Recorded data
* * * * *
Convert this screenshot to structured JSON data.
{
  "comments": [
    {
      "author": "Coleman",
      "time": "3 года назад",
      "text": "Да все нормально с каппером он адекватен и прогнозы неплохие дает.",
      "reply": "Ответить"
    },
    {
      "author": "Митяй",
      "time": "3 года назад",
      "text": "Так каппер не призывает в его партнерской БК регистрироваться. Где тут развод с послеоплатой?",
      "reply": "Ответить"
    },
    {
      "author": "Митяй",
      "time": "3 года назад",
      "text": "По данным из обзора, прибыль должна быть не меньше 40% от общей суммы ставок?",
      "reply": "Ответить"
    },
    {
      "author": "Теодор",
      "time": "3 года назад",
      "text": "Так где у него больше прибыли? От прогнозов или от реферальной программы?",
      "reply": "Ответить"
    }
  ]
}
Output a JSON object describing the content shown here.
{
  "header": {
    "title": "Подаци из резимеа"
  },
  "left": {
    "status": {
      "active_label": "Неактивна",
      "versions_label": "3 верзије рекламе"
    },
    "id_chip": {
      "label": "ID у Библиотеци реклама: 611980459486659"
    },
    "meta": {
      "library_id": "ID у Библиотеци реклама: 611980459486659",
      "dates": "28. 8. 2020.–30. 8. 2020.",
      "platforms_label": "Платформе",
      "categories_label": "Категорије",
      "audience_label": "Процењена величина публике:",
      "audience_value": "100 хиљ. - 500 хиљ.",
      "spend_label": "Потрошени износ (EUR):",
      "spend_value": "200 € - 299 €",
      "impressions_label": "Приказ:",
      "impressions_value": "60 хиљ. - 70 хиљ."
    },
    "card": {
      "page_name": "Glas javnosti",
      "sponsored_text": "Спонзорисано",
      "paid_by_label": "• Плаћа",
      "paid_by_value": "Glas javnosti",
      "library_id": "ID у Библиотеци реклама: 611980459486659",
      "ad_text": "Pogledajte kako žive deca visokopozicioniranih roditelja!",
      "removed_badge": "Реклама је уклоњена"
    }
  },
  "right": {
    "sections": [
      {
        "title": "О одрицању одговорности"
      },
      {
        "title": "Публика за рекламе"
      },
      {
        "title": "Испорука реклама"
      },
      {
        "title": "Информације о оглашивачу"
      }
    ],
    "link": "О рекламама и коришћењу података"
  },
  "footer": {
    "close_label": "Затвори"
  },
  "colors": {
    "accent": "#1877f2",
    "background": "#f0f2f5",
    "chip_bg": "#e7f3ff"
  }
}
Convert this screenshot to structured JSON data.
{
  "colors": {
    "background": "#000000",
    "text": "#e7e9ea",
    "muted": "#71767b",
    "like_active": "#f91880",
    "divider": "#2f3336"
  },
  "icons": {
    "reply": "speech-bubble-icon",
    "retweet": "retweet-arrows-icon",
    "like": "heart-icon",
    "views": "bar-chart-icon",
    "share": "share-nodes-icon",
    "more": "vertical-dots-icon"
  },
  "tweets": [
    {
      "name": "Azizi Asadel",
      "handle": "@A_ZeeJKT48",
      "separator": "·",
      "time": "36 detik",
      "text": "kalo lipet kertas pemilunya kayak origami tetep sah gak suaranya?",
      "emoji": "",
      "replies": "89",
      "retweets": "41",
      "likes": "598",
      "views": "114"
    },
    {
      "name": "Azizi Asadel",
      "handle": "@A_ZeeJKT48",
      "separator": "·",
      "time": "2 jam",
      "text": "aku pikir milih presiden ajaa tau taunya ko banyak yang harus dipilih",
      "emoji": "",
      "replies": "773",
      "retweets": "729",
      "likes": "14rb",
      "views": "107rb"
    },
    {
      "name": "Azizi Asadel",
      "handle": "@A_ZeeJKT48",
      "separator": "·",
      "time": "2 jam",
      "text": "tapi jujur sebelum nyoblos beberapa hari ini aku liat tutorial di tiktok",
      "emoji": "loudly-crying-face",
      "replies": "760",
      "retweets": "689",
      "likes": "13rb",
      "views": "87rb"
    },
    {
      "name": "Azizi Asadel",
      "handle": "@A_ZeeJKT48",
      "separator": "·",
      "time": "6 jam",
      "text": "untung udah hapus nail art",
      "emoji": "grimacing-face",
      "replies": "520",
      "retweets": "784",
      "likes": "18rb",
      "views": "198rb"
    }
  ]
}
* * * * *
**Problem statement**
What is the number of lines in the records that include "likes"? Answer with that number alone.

**Solution to this exercise**
4